### Exercise
Look through the records that follow and state how many lines hold the word "accent", without adding anything.

### Available data
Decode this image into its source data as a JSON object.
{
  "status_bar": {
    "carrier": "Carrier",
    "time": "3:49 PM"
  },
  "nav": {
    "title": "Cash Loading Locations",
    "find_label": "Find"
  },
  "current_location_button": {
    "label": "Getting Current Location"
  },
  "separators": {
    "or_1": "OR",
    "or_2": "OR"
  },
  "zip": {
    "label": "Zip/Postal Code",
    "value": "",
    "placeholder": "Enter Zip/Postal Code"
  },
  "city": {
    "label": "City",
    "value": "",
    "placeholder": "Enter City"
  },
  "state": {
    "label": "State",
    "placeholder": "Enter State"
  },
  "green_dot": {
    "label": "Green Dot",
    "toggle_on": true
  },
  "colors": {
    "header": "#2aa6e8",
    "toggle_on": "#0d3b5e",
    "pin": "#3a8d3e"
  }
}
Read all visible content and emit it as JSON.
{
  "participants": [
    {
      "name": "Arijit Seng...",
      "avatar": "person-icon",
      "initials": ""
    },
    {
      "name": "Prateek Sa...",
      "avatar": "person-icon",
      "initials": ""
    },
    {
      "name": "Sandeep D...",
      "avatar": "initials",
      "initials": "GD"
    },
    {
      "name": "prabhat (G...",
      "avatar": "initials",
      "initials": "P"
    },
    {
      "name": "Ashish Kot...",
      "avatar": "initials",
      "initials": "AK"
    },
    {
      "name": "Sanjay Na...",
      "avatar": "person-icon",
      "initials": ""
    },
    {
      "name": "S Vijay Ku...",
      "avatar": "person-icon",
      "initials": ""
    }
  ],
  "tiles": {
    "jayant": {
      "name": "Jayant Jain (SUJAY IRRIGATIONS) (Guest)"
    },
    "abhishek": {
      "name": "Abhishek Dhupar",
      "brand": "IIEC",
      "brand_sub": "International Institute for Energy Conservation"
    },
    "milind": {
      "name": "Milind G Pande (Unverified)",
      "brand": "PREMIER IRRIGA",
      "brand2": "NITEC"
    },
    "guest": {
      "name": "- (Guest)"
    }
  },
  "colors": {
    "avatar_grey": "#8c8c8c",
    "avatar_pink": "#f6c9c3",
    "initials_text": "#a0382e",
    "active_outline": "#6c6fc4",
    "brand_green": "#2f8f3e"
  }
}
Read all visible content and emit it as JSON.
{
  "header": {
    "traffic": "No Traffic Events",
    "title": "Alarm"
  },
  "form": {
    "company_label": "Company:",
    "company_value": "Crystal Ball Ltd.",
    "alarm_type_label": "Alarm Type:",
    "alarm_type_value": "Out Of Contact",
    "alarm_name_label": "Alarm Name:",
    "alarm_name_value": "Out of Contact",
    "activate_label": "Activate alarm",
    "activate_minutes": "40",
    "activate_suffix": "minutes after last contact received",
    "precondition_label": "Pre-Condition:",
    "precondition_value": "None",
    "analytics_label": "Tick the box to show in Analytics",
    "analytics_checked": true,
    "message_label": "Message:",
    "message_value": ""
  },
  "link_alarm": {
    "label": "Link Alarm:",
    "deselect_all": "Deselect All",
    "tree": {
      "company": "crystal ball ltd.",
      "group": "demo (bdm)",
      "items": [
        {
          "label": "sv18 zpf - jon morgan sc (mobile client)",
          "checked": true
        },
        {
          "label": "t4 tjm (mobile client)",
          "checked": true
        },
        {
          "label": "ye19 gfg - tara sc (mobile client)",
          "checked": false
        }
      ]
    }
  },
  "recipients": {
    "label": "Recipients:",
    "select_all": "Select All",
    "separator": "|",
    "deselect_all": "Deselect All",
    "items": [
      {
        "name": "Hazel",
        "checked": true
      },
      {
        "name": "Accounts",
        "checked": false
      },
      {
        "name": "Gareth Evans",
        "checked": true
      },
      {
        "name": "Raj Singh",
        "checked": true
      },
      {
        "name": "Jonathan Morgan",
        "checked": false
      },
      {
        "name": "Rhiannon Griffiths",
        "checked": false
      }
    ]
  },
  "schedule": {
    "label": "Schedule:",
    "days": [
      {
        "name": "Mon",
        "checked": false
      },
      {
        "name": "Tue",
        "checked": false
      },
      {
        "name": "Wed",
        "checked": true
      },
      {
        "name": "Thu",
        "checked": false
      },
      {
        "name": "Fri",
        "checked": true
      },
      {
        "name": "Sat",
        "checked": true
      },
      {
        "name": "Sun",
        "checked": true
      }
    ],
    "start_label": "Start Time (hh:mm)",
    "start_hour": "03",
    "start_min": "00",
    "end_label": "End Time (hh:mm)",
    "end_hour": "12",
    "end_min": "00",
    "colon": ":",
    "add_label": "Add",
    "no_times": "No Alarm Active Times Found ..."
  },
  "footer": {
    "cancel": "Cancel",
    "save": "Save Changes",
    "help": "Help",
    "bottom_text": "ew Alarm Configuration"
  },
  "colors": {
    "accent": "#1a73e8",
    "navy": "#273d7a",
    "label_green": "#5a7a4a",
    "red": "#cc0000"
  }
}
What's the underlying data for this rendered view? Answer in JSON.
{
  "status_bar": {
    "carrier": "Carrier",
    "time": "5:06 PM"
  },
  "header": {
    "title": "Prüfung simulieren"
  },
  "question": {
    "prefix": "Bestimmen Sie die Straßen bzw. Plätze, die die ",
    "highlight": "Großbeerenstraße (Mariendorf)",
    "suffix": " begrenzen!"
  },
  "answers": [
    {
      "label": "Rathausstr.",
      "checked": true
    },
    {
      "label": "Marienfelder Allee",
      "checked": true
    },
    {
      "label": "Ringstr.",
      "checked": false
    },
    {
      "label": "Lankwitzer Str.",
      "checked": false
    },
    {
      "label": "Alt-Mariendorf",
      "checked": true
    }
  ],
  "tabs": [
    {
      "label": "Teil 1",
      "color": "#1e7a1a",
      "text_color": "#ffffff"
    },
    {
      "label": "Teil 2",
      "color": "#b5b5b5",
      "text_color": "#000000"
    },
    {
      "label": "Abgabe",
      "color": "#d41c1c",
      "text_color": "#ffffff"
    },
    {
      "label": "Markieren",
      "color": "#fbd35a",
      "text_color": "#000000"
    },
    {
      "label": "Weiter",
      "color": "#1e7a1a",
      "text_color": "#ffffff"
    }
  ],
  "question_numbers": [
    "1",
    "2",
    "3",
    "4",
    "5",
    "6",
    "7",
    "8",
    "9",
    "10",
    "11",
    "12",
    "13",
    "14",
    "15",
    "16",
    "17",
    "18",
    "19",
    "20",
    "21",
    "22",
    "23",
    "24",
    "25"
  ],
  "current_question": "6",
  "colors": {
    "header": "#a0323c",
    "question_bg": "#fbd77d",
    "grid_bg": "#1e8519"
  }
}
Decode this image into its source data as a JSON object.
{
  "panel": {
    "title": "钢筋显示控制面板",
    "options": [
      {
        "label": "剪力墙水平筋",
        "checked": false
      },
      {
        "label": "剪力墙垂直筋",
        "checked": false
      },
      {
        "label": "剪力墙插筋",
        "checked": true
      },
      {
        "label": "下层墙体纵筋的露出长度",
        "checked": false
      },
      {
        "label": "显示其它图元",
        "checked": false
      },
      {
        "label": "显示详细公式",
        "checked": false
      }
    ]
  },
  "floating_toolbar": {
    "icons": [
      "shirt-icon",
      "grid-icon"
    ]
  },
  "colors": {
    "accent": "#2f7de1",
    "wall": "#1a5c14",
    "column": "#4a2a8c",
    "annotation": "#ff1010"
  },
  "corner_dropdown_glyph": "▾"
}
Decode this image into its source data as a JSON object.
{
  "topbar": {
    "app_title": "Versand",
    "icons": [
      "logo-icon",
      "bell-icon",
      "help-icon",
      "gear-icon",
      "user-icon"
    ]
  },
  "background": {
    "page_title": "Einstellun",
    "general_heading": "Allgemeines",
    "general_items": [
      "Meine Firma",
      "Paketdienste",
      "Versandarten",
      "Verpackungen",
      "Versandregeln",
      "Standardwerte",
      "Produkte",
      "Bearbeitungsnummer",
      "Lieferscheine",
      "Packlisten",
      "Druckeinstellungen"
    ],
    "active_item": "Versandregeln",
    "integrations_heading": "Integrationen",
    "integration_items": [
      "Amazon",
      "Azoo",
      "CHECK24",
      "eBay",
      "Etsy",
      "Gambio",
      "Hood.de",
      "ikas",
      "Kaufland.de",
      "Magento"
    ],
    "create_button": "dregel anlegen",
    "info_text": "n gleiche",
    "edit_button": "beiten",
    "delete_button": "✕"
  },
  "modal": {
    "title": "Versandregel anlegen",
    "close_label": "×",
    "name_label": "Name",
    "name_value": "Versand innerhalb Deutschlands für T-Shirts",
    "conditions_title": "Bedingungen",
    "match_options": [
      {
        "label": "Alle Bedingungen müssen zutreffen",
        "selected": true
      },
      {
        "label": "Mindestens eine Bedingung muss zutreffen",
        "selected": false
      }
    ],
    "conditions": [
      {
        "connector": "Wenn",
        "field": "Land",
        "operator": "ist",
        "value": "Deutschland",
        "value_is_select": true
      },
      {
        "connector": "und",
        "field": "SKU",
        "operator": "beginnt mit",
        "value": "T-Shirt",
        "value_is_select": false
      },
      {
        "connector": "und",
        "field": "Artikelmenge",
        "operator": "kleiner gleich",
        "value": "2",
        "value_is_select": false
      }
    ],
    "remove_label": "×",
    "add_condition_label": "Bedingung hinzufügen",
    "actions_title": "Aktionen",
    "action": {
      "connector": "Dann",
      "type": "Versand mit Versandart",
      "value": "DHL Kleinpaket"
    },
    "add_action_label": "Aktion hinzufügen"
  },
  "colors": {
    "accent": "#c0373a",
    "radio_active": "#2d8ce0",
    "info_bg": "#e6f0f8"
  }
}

### Task answer
3